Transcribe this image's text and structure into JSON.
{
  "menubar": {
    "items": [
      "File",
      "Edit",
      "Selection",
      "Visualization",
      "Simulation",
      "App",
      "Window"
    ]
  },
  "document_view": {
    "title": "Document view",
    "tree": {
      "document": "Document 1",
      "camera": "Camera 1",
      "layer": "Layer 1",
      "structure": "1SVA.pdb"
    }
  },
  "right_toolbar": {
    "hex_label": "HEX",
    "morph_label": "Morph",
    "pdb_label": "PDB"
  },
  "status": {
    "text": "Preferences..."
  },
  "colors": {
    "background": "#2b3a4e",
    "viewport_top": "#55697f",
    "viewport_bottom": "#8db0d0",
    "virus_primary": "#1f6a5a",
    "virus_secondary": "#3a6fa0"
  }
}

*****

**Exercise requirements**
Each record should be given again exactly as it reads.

**Answer below**
Transcribe this image's text and structure into JSON.
{
  "menubar": {
    "items": [
      "File",
      "Edit",
      "Selection",
      "Visualization",
      "Simulation",
      "App",
      "Window"
    ]
  },
  "document_view": {
    "title": "Document view",
    "tree": {
      "document": "Document 1",
      "camera": "Camera 1",
      "layer": "Layer 1",
      "structure": "1SVA.pdb"
    }
  },
  "right_toolbar": {
    "hex_label": "HEX",
    "morph_label": "Morph",
    "pdb_label": "PDB"
  },
  "status": {
    "text": "Preferences..."
  },
  "colors": {
    "background": "#2b3a4e",
    "viewport_top": "#55697f",
    "viewport_bottom": "#8db0d0",
    "virus_primary": "#1f6a5a",
    "virus_secondary": "#3a6fa0"
  }
}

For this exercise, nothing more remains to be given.